BEGIN
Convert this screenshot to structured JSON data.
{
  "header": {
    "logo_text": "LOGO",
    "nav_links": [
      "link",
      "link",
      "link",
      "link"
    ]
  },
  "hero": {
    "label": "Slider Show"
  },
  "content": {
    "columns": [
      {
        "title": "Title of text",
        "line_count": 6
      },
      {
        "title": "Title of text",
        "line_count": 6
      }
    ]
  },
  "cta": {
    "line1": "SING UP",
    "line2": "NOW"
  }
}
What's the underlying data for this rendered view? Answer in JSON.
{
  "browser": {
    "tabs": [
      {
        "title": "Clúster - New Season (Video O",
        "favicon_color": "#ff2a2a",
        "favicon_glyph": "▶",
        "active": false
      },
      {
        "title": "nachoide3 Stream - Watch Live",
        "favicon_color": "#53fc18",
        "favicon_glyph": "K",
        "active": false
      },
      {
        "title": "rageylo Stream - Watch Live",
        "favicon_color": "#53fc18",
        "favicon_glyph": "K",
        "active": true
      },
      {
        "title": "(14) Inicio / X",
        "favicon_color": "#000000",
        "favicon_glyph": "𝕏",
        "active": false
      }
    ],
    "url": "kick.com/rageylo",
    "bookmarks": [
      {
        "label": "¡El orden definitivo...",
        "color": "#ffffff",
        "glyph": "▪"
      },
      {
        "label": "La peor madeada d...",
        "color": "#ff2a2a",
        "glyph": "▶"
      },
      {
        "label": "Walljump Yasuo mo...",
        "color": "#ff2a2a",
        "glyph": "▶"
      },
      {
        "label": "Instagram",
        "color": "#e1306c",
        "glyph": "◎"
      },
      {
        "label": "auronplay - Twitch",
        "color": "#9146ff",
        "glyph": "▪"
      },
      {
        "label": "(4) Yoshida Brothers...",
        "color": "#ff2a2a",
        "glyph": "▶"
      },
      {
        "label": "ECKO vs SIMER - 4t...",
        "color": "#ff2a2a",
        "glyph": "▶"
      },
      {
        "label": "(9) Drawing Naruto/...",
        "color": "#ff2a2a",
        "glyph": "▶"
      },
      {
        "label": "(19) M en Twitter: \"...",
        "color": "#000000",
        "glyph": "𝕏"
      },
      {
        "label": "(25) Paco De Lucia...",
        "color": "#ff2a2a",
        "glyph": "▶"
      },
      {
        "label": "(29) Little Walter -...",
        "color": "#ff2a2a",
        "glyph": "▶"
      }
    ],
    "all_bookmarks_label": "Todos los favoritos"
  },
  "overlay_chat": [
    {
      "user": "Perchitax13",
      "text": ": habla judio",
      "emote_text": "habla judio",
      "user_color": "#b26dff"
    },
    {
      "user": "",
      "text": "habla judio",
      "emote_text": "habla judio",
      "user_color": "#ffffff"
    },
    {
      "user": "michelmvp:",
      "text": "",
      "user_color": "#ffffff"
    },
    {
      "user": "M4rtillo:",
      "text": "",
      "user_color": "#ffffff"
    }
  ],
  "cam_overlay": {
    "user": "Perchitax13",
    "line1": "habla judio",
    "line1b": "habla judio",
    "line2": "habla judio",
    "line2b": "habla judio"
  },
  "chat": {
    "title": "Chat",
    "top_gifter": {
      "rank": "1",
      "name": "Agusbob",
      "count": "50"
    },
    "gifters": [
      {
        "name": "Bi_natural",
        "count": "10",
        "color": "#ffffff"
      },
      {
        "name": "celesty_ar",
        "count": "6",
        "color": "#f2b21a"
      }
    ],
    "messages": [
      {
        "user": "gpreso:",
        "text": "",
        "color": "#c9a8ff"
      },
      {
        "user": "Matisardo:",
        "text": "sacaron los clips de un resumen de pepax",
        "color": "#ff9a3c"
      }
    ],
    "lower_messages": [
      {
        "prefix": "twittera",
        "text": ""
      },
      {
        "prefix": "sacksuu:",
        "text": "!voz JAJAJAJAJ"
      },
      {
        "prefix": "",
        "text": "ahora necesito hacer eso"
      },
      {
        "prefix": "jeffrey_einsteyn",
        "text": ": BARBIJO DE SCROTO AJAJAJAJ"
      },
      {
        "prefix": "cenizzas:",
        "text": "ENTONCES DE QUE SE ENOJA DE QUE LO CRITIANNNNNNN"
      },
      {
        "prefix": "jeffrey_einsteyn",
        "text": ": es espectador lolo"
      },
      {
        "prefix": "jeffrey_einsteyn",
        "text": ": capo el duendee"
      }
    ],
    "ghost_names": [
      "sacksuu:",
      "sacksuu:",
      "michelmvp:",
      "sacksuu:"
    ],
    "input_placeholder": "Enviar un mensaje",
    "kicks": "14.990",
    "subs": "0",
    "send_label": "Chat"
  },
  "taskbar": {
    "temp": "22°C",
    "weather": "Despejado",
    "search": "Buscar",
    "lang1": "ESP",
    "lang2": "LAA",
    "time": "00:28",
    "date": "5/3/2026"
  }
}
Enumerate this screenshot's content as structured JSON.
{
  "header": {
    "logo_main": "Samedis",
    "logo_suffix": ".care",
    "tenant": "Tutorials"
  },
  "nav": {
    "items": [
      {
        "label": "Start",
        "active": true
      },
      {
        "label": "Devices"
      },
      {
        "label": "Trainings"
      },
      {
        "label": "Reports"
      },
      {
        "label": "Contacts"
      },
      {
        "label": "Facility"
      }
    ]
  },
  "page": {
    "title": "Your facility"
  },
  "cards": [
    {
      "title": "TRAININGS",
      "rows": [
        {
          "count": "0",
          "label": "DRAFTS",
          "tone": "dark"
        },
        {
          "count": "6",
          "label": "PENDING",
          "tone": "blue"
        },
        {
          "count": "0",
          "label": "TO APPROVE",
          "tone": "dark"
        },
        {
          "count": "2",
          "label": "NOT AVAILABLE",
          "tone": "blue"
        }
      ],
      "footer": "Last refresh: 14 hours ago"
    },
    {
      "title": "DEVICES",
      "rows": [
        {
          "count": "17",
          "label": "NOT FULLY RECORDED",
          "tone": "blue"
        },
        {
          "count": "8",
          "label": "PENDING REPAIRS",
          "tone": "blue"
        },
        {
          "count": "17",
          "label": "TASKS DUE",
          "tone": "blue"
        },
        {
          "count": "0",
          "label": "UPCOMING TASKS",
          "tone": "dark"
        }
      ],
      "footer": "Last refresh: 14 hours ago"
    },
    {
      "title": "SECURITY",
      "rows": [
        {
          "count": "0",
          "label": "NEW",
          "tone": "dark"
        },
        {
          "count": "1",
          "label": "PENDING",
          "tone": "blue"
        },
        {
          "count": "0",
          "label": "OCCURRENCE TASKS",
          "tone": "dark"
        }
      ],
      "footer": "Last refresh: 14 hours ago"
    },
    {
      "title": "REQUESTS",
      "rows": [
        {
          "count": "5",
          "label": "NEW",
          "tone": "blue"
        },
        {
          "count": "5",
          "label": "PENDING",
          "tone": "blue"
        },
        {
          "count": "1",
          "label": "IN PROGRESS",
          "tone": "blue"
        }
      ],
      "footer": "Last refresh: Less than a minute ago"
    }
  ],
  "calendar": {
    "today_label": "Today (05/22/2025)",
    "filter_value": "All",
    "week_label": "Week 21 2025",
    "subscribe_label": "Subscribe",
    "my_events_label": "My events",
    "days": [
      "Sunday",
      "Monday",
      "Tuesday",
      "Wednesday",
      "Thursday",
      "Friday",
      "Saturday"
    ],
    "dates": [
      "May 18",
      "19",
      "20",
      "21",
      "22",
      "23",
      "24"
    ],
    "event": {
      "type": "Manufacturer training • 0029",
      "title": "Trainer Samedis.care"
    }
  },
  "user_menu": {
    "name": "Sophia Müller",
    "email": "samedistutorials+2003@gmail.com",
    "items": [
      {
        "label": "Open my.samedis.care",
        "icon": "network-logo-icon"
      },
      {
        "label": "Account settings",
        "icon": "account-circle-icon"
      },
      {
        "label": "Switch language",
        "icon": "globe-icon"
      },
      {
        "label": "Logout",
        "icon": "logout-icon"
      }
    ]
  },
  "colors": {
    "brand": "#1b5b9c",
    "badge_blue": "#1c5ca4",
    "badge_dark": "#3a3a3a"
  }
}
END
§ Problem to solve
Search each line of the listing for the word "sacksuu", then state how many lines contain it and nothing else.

§ Your response
4